Theres a global race to reduce the quantity of harmful gases in our environment to decrease the pace of environment change, and one method to do that is through carbon capture and sequestration– sucking carbon out of the air and burying it. At this moment, nevertheless, were capturing just a portion of the carbon needed to make any sort of dent in climate change.
Researchers from The University of Texas at Austin, in collaboration with ExxonMobil, have made a brand-new discovery that might go a long way in changing that. They have found a method to turbo charge the formation of carbon dioxide-based crystal structures that could at some point save billions of heaps of carbon under the ocean floor for centuries, if not permanently.
The hydrates form in reactors. Using current carbon capture innovation, CO2 would be plucked from the air and taken to the undersea reactors where the hydrates would grow. The stability of these hydrates lowers the risk of leakages present in other approaches of carbon storage, such as injecting it as a gas into deserted gas wells.
” I consider carbon capture as insurance coverage for the planet,” said Vaibhav Bahadur (VB), an associate professor in the Cockrell School of Engineerings Walker Department of Mechanical Engineering and the lead author of a brand-new paper on the research study in ACS Sustainable Chemistry & & Engineering.” Its inadequate any longer to be carbon neutral, we need to be carbon negative to undo damage that has actually been done to the environment over the previous a number of decades.”
These structures, known as hydrates, kind when co2 is combined with water at high pressure and low temperature level. The water particles re-orient themselves and act as cages that trap CO2 particles.
The procedure initiates very slowly– it can take hours or even days to get the response began. The research team discovered that by including magnesium to the reaction, hydrates formed 3,000 times faster than the quickest technique in use today, as quickly as one minute. This is the fastest hydrate development pace ever recorded.
” The state-of-the-art method today is to use chemicals to promote the reaction,” Bahadur said. “It works, however its slower, and these chemicals are costly and not eco-friendly.”

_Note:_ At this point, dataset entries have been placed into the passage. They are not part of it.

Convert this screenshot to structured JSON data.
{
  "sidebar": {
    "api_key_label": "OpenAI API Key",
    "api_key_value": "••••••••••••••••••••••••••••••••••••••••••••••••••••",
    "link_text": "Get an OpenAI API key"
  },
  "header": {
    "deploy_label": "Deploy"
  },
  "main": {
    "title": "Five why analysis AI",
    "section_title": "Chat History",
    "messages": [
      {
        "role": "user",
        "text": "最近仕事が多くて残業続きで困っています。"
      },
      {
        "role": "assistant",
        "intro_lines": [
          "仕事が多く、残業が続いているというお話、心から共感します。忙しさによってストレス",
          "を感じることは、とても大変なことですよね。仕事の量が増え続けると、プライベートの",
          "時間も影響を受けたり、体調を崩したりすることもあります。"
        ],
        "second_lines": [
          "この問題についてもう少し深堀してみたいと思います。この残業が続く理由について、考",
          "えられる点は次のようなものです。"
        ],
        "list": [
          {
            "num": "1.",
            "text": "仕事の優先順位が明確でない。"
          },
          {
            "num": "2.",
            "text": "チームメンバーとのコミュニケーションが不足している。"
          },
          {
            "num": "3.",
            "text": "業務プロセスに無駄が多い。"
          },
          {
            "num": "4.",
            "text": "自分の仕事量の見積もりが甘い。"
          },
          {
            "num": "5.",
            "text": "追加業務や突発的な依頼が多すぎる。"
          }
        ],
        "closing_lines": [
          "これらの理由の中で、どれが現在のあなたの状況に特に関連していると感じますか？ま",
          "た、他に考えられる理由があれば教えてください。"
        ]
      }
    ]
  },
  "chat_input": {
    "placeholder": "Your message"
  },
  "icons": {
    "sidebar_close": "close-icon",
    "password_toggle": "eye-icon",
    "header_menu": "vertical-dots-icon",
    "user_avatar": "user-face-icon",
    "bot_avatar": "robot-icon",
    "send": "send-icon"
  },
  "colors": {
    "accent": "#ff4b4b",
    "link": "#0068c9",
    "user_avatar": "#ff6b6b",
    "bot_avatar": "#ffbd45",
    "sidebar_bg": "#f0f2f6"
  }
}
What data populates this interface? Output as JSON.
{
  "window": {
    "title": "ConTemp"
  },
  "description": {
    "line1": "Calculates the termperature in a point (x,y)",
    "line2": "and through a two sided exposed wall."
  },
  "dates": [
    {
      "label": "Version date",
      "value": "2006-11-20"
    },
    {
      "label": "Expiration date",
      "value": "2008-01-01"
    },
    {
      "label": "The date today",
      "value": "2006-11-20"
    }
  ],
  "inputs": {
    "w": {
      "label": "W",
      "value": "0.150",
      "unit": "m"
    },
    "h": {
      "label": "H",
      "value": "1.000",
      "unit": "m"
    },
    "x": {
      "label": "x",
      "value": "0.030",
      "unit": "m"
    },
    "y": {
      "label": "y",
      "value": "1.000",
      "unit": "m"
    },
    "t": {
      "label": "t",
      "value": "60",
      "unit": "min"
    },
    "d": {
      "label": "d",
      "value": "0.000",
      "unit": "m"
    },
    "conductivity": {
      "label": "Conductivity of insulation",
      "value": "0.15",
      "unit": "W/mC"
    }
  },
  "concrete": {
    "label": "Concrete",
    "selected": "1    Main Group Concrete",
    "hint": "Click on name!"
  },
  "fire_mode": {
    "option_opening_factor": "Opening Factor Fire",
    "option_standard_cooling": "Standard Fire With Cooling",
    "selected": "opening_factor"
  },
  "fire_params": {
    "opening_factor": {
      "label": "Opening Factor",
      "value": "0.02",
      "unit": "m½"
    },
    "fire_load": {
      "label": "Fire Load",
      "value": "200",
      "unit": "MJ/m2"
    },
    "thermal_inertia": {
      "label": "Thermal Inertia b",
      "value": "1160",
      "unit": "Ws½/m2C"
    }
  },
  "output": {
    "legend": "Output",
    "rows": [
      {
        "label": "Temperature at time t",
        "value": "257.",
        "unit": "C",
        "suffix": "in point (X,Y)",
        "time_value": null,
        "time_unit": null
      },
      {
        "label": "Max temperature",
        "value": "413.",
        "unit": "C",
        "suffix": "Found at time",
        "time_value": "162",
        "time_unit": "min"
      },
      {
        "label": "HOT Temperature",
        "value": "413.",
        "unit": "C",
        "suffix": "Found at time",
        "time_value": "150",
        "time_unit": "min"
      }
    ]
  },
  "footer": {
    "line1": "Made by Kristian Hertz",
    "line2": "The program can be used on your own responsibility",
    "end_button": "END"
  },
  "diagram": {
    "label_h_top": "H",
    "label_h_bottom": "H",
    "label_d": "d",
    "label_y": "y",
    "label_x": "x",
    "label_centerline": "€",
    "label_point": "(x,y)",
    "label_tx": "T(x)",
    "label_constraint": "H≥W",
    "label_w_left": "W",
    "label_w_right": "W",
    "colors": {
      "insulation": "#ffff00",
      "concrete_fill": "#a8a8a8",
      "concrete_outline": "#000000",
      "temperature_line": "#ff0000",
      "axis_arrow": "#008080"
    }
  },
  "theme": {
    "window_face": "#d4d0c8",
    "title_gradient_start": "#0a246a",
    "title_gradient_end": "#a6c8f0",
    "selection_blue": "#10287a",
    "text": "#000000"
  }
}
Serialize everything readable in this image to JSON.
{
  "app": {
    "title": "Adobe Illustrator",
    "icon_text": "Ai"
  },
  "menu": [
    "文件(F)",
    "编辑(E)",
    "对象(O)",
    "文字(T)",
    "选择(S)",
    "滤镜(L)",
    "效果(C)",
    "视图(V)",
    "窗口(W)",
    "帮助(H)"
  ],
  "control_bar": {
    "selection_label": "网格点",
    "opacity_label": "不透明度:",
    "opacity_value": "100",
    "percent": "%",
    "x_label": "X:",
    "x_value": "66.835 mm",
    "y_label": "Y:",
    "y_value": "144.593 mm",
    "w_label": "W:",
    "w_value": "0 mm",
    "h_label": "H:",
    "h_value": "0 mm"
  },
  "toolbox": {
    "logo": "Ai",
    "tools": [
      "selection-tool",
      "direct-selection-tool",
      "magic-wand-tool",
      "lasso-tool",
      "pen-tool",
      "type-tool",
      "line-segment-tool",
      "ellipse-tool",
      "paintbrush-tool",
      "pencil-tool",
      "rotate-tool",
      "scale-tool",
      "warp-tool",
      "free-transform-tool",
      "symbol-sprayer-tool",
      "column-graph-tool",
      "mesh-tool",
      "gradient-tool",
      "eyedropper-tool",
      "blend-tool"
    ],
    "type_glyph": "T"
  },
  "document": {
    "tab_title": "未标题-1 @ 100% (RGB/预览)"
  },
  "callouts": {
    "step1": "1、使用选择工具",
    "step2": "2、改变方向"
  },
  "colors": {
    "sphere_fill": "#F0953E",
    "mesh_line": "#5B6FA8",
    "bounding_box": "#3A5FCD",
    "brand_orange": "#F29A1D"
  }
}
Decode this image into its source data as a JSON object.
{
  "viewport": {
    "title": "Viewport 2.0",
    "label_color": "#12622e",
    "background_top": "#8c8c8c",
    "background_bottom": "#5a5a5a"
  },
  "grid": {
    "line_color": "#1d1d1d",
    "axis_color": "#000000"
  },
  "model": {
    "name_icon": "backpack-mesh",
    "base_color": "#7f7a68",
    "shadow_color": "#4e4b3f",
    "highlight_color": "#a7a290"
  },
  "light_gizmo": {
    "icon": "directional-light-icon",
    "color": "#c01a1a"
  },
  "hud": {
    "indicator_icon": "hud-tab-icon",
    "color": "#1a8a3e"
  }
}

Utilizing existing carbon capture technology, CO2 would be plucked from the air and taken to the undersea reactors where the hydrates would grow. The stability of these hydrates lowers the risk of leakages present in other techniques of carbon storage, such as injecting it as a gas into abandoned gas wells.